** Opening DATA FOR ANALYSIS block **

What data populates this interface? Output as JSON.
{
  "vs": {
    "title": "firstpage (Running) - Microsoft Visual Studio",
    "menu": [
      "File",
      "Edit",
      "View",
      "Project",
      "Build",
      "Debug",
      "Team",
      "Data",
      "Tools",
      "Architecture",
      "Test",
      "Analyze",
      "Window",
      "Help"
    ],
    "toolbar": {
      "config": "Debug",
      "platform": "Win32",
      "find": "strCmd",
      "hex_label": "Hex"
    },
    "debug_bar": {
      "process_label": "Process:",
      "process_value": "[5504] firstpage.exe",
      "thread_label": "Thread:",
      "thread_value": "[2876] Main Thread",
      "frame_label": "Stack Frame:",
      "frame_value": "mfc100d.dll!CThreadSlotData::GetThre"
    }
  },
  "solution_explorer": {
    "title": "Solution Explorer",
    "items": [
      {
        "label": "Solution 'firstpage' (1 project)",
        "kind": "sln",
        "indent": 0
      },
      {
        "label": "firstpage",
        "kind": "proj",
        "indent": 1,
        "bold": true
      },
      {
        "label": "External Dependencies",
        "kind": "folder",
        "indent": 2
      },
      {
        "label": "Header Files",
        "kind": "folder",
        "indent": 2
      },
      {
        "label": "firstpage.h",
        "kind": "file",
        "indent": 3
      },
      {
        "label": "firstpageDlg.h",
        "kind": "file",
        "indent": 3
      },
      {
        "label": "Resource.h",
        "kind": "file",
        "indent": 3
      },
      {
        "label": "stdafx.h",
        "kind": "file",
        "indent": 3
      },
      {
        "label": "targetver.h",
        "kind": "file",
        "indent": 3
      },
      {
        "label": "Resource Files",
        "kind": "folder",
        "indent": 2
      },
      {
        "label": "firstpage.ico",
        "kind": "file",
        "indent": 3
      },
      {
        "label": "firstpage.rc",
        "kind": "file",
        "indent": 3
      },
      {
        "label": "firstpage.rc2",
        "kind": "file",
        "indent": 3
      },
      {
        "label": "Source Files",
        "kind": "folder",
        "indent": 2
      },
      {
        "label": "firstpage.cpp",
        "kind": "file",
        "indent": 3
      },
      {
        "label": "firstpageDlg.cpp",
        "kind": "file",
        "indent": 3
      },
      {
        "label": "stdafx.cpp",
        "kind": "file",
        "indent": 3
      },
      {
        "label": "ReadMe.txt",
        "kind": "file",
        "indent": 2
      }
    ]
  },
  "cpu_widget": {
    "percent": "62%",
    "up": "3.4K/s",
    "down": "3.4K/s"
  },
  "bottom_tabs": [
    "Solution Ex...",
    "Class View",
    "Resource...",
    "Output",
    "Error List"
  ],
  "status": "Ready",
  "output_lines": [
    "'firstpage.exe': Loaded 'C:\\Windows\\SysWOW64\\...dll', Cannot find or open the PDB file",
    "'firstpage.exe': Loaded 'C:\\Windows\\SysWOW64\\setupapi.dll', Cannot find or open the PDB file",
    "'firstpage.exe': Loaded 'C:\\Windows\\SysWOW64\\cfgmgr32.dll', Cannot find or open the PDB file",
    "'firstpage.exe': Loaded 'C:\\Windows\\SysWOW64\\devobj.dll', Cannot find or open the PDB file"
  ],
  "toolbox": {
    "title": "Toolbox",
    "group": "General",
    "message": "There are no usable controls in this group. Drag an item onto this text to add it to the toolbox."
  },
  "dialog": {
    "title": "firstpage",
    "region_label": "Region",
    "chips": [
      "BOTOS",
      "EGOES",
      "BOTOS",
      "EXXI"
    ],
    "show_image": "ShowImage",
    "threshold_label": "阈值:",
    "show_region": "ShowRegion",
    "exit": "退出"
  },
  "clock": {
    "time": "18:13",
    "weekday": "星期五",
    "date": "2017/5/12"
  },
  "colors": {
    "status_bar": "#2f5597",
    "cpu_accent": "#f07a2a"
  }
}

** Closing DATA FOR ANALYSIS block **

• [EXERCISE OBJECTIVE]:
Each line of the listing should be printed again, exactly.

• [SOLUTION BELOW]:
What data populates this interface? Output as JSON.
{
  "vs": {
    "title": "firstpage (Running) - Microsoft Visual Studio",
    "menu": [
      "File",
      "Edit",
      "View",
      "Project",
      "Build",
      "Debug",
      "Team",
      "Data",
      "Tools",
      "Architecture",
      "Test",
      "Analyze",
      "Window",
      "Help"
    ],
    "toolbar": {
      "config": "Debug",
      "platform": "Win32",
      "find": "strCmd",
      "hex_label": "Hex"
    },
    "debug_bar": {
      "process_label": "Process:",
      "process_value": "[5504] firstpage.exe",
      "thread_label": "Thread:",
      "thread_value": "[2876] Main Thread",
      "frame_label": "Stack Frame:",
      "frame_value": "mfc100d.dll!CThreadSlotData::GetThre"
    }
  },
  "solution_explorer": {
    "title": "Solution Explorer",
    "items": [
      {
        "label": "Solution 'firstpage' (1 project)",
        "kind": "sln",
        "indent": 0
      },
      {
        "label": "firstpage",
        "kind": "proj",
        "indent": 1,
        "bold": true
      },
      {
        "label": "External Dependencies",
        "kind": "folder",
        "indent": 2
      },
      {
        "label": "Header Files",
        "kind": "folder",
        "indent": 2
      },
      {
        "label": "firstpage.h",
        "kind": "file",
        "indent": 3
      },
      {
        "label": "firstpageDlg.h",
        "kind": "file",
        "indent": 3
      },
      {
        "label": "Resource.h",
        "kind": "file",
        "indent": 3
      },
      {
        "label": "stdafx.h",
        "kind": "file",
        "indent": 3
      },
      {
        "label": "targetver.h",
        "kind": "file",
        "indent": 3
      },
      {
        "label": "Resource Files",
        "kind": "folder",
        "indent": 2
      },
      {
        "label": "firstpage.ico",
        "kind": "file",
        "indent": 3
      },
      {
        "label": "firstpage.rc",
        "kind": "file",
        "indent": 3
      },
      {
        "label": "firstpage.rc2",
        "kind": "file",
        "indent": 3
      },
      {
        "label": "Source Files",
        "kind": "folder",
        "indent": 2
      },
      {
        "label": "firstpage.cpp",
        "kind": "file",
        "indent": 3
      },
      {
        "label": "firstpageDlg.cpp",
        "kind": "file",
        "indent": 3
      },
      {
        "label": "stdafx.cpp",
        "kind": "file",
        "indent": 3
      },
      {
        "label": "ReadMe.txt",
        "kind": "file",
        "indent": 2
      }
    ]
  },
  "cpu_widget": {
    "percent": "62%",
    "up": "3.4K/s",
    "down": "3.4K/s"
  },
  "bottom_tabs": [
    "Solution Ex...",
    "Class View",
    "Resource...",
    "Output",
    "Error List"
  ],
  "status": "Ready",
  "output_lines": [
    "'firstpage.exe': Loaded 'C:\\Windows\\SysWOW64\\...dll', Cannot find or open the PDB file",
    "'firstpage.exe': Loaded 'C:\\Windows\\SysWOW64\\setupapi.dll', Cannot find or open the PDB file",
    "'firstpage.exe': Loaded 'C:\\Windows\\SysWOW64\\cfgmgr32.dll', Cannot find or open the PDB file",
    "'firstpage.exe': Loaded 'C:\\Windows\\SysWOW64\\devobj.dll', Cannot find or open the PDB file"
  ],
  "toolbox": {
    "title": "Toolbox",
    "group": "General",
    "message": "There are no usable controls in this group. Drag an item onto this text to add it to the toolbox."
  },
  "dialog": {
    "title": "firstpage",
    "region_label": "Region",
    "chips": [
      "BOTOS",
      "EGOES",
      "BOTOS",
      "EXXI"
    ],
    "show_image": "ShowImage",
    "threshold_label": "阈值:",
    "show_region": "ShowRegion",
    "exit": "退出"
  },
  "clock": {
    "time": "18:13",
    "weekday": "星期五",
    "date": "2017/5/12"
  },
  "colors": {
    "status_bar": "#2f5597",
    "cpu_accent": "#f07a2a"
  }
}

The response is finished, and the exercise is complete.